Our finding of the risk associated with NOS1 SNPs suggests that in addition to the known role of NOS1 in cellular communication, it may be also involved in lymphomagenesis and development, and its role could be strongly modified by the intake of vegetables, especially tomatoes, carrots and other yellow/orange vegetables. NOS1 are constitutively expressed in neurons and endothelial cells (37) and polymorphisms in NOS1 have previously been associated with many diseases and disorders in nervous system, such as Parkinson's disease (55), achalasia (56), restless legs syndrome (57), depression (58), schizophrenia (59), and suicidal behavior (60), while demonstrating few associations with cancer. Moreover, none of the risk NOS1 polymorphisms we identified were functional, implying a need for further exploration on this gene's role in tumor biology. There is, however, evidence of an association between the NOS2 isoform and NHL. Investigators have previously shown that the isoform NOS2 is inducible and expressed in many cell types including macrophage (61), B-lymphocytes (39), lymphoid neoplasms (62-64) and other tumor cells (65-68).
To our knowledge, there is no functional evidence for any of the risk SNPs we identified. NOS1 (rs2293054) is a synonymous mutation on Exon13, although theoretically, this type of mutation may impact splicing and protein structure and function, no evidence is shown for this specific SNP. All the other SNPs are intron variations or found in the cap or tail; which was generally thought to be “junk DNA”. Our findings support the dispute against it, and suggest that more exploration and investigation is needed for these mutations. Specifically, our results suggest that these mutations might affect human health by interacting with common environmental exposure or lifestyle factors such as diet, and were subsequently maintained through evolution.
We did not include specific antioxidant nutrients in our analysis, since the major source of antioxidant for human beings is natural plants other than supplements. And more likely, it is the combination of the antioxidants in vegetables and fruits confer a protection against cancer.
Although we adjusted for multiple comparisons, it is still possible that some of the interactions we identified are due to chance. Our results should be confirmed in future studies with large sample sizes. Three NOS1 SNPs (rs545654, rs7298903 and rs11068446) were significant in the multiple vegetable and/or fruit comparison groups, suggesting a strong likelihood that the association is true and should be investigated in future studies.
In summary, our study support a role for the modification from oxidative stress pathway genetic variations on the association between vegetable and fruit intake and NHL subtypes. Our results warrant replication in further studies and suggest that future research on the role of nonfunctional variants in lymphoma tumor biology should be explored.

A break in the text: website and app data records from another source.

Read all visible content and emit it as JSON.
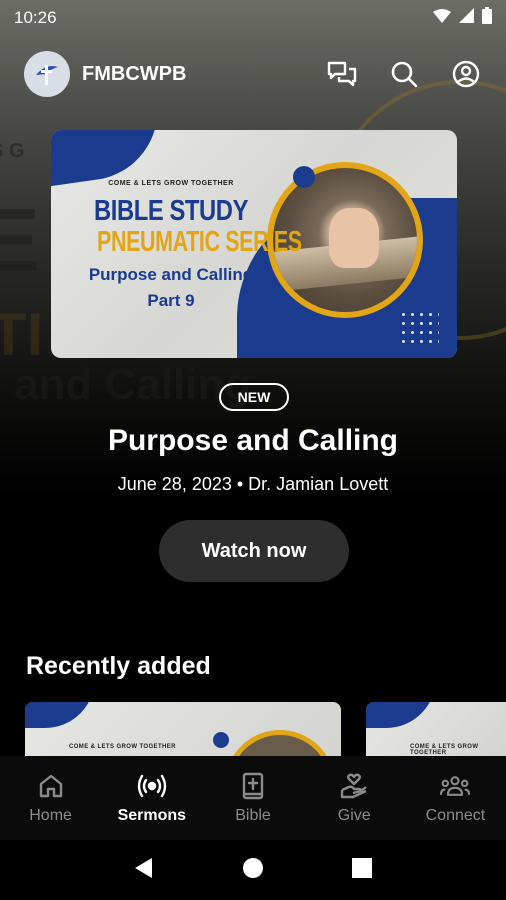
{
  "status_bar": {
    "time": "10:26",
    "icons": [
      "wifi-icon",
      "signal-icon",
      "battery-icon"
    ]
  },
  "header": {
    "app_name": "FMBCWPB",
    "icons": [
      "chat-icon",
      "search-icon",
      "profile-icon"
    ]
  },
  "featured": {
    "card": {
      "kicker": "COME & LETS GROW TOGETHER",
      "line1": "BIBLE STUDY",
      "line2": "PNEUMATIC SERIES",
      "line3": "Purpose and Calling",
      "line4": "Part 9"
    },
    "badge": "NEW",
    "title": "Purpose and Calling",
    "meta": "June 28, 2023 • Dr. Jamian Lovett",
    "cta": "Watch now"
  },
  "recently_added": {
    "title": "Recently added",
    "items": [
      {
        "kicker": "COME & LETS GROW TOGETHER"
      },
      {
        "kicker": "COME & LETS GROW TOGETHER"
      }
    ]
  },
  "bottom_nav": [
    {
      "label": "Home",
      "icon": "home-icon",
      "active": false
    },
    {
      "label": "Sermons",
      "icon": "broadcast-icon",
      "active": true
    },
    {
      "label": "Bible",
      "icon": "bible-icon",
      "active": false
    },
    {
      "label": "Give",
      "icon": "give-icon",
      "active": false
    },
    {
      "label": "Connect",
      "icon": "people-icon",
      "active": false
    }
  ],
  "colors": {
    "navy": "#1b3c8e",
    "gold": "#e2a515",
    "button": "#2e2e2e"
  }
}
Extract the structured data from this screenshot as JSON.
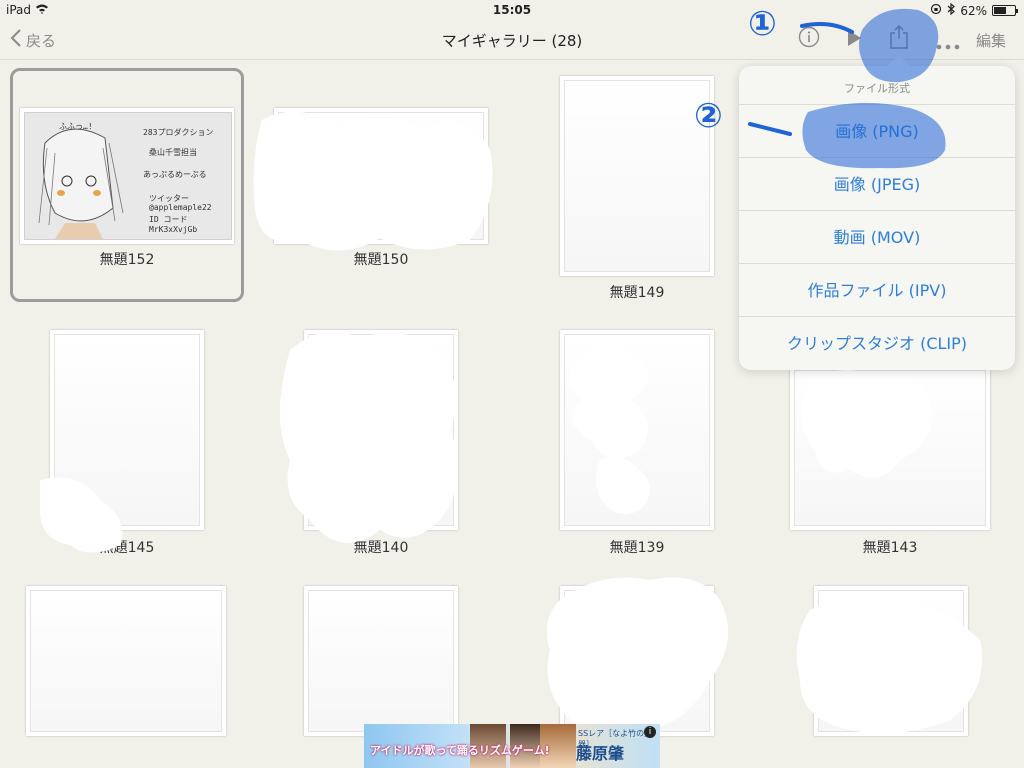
{
  "status_bar": {
    "device": "iPad",
    "time": "15:05",
    "battery": "62%",
    "battery_level": 0.62
  },
  "nav": {
    "back_label": "戻る",
    "title": "マイギャラリー (28)",
    "edit_label": "編集",
    "icons": [
      "info-icon",
      "play-icon",
      "share-icon",
      "more-icon"
    ]
  },
  "gallery": {
    "items": [
      {
        "title": "無題152"
      },
      {
        "title": "無題150"
      },
      {
        "title": "無題149"
      },
      {
        "title": "無題145"
      },
      {
        "title": "無題140"
      },
      {
        "title": "無題139"
      },
      {
        "title": "無題143"
      }
    ],
    "sketch_lines": [
      "ふふっ…!",
      "283プロダクション",
      "桑山千雪担当",
      "あっぷるめーぷる",
      "ツイッター",
      "@applemaple22",
      "ID コード",
      "MrK3xXvjGb"
    ]
  },
  "menu": {
    "header": "ファイル形式",
    "items": [
      "画像 (PNG)",
      "画像 (JPEG)",
      "動画 (MOV)",
      "作品ファイル (IPV)",
      "クリップスタジオ (CLIP)"
    ]
  },
  "annotations": {
    "step1": "①",
    "step2": "②"
  },
  "ad": {
    "line1": "アイドルが歌って踊るリズムゲーム!",
    "tag": "SSレア［なよ竹の美器］",
    "name": "藤原肇",
    "info": "i"
  },
  "colors": {
    "accent": "#2e7fd8",
    "annotation": "#1f63d6",
    "background": "#f1f0e9"
  }
}
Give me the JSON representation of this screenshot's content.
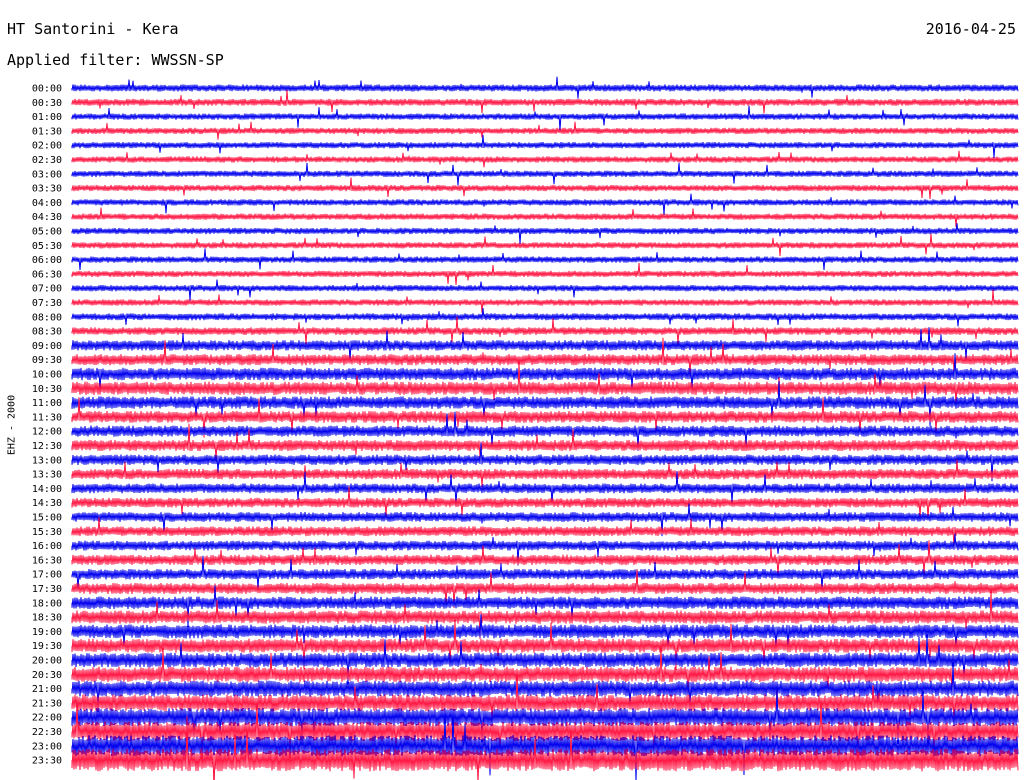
{
  "header": {
    "station": "HT Santorini - Kera",
    "date": "2016-04-25",
    "filter_label": "Applied filter: WWSSN-SP"
  },
  "chart_data": {
    "type": "seismogram-helicorder",
    "ylabel": "EHZ - 2000",
    "time_labels": [
      "00:00",
      "00:30",
      "01:00",
      "01:30",
      "02:00",
      "02:30",
      "03:00",
      "03:30",
      "04:00",
      "04:30",
      "05:00",
      "05:30",
      "06:00",
      "06:30",
      "07:00",
      "07:30",
      "08:00",
      "08:30",
      "09:00",
      "09:30",
      "10:00",
      "10:30",
      "11:00",
      "11:30",
      "12:00",
      "12:30",
      "13:00",
      "13:30",
      "14:00",
      "14:30",
      "15:00",
      "15:30",
      "16:00",
      "16:30",
      "17:00",
      "17:30",
      "18:00",
      "18:30",
      "19:00",
      "19:30",
      "20:00",
      "20:30",
      "21:00",
      "21:30",
      "22:00",
      "22:30",
      "23:00",
      "23:30"
    ],
    "trace_colors": [
      "#0000ee",
      "#ff1744"
    ],
    "relative_amplitude": [
      0.5,
      0.5,
      0.45,
      0.45,
      0.45,
      0.45,
      0.45,
      0.45,
      0.45,
      0.45,
      0.45,
      0.45,
      0.45,
      0.45,
      0.45,
      0.45,
      0.5,
      0.55,
      0.75,
      0.8,
      0.9,
      0.95,
      0.9,
      0.85,
      0.8,
      0.8,
      0.75,
      0.75,
      0.7,
      0.7,
      0.7,
      0.7,
      0.7,
      0.75,
      0.75,
      0.8,
      0.9,
      0.95,
      1.0,
      1.0,
      1.05,
      1.1,
      1.15,
      1.2,
      1.3,
      1.4,
      1.5,
      1.6
    ]
  }
}
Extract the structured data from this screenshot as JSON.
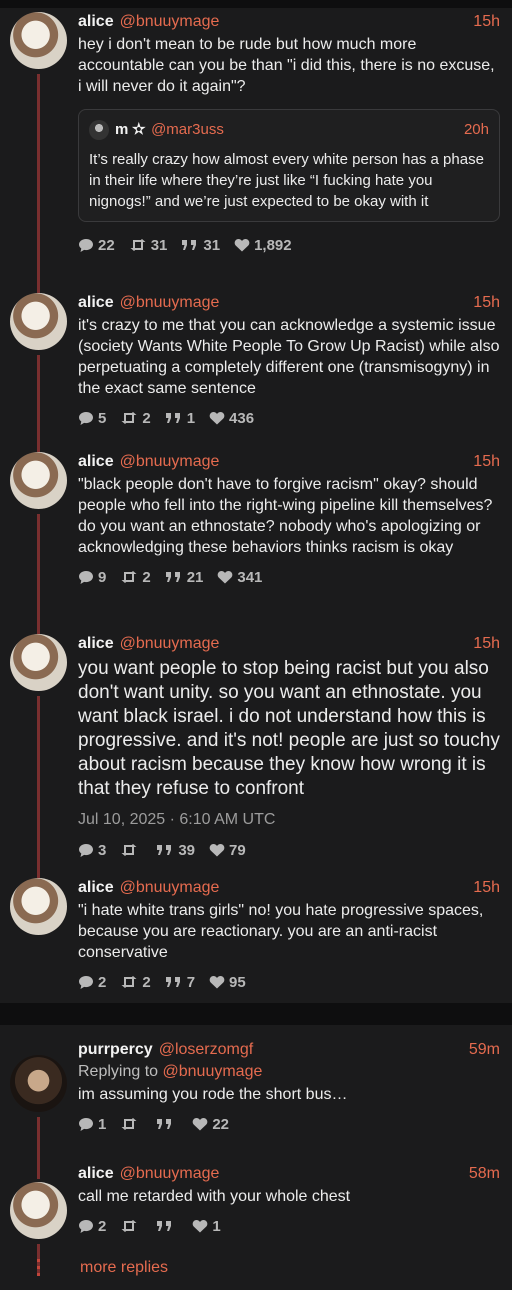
{
  "posts": [
    {
      "name": "alice",
      "handle": "@bnuuymage",
      "time": "15h",
      "text": "hey i don't mean to be rude but how much more accountable can you be than \"i did this, there is no excuse, i will never do it again\"?",
      "quote": {
        "name": "m ✫",
        "handle": "@mar3uss",
        "time": "20h",
        "text": "It’s really crazy how almost every white person has a phase in their life where they’re just like “I fucking hate you nignogs!” and we’re just expected to be okay with it"
      },
      "stats": {
        "replies": "22",
        "reposts": "31",
        "quotes": "31",
        "likes": "1,892"
      }
    },
    {
      "name": "alice",
      "handle": "@bnuuymage",
      "time": "15h",
      "text": "it's crazy to me that you can acknowledge a systemic issue (society Wants White People To Grow Up Racist) while also perpetuating a completely different one (transmisogyny) in the exact same sentence",
      "stats": {
        "replies": "5",
        "reposts": "2",
        "quotes": "1",
        "likes": "436"
      }
    },
    {
      "name": "alice",
      "handle": "@bnuuymage",
      "time": "15h",
      "text": "\"black people don't have to forgive racism\" okay? should people who fell into the right-wing pipeline kill themselves? do you want an ethnostate? nobody who's apologizing or acknowledging these behaviors thinks racism is okay",
      "stats": {
        "replies": "9",
        "reposts": "2",
        "quotes": "21",
        "likes": "341"
      }
    },
    {
      "name": "alice",
      "handle": "@bnuuymage",
      "time": "15h",
      "text": "you want people to stop being racist but you also don't want unity. so you want an ethnostate. you want black israel. i do not understand how this is progressive. and it's not! people are just so touchy about racism  because they know how wrong it is that they refuse to confront",
      "date": "Jul 10, 2025 · 6:10 AM UTC",
      "stats": {
        "replies": "3",
        "reposts": "",
        "quotes": "39",
        "likes": "79"
      }
    },
    {
      "name": "alice",
      "handle": "@bnuuymage",
      "time": "15h",
      "text": "\"i hate white trans girls\" no! you hate progressive spaces, because you are reactionary. you are an anti-racist conservative",
      "stats": {
        "replies": "2",
        "reposts": "2",
        "quotes": "7",
        "likes": "95"
      }
    }
  ],
  "replies": [
    {
      "name": "purrpercy",
      "handle": "@loserzomgf",
      "time": "59m",
      "replying_label": "Replying to",
      "replying_handle": "@bnuuymage",
      "text": "im assuming you rode the short bus…",
      "stats": {
        "replies": "1",
        "reposts": "",
        "quotes": "",
        "likes": "22"
      }
    },
    {
      "name": "alice",
      "handle": "@bnuuymage",
      "time": "58m",
      "text": "call me retarded with your whole chest",
      "stats": {
        "replies": "2",
        "reposts": "",
        "quotes": "",
        "likes": "1"
      }
    }
  ],
  "more_replies": "more replies",
  "colors": {
    "accent": "#e56b4f",
    "thread_line": "#7a2f2f",
    "background": "#1b1b1c"
  }
}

This research was supported by the NIH grant CA62006, the Intramural Research Program of the National Institutes of Health (NIH), National Cancer Institute, and the National Institutes of Health Fogarty training grant 1D43TW007864-01. This publication was made possible by CTSA Grant number UL1 RR024139 from the National Center for Research Resources (NCRR), a component of the NIH, and NHL roadmap for medical Research. Its contents are solely the responsibility of the authors and do not necessarily represent the official view of NCRR.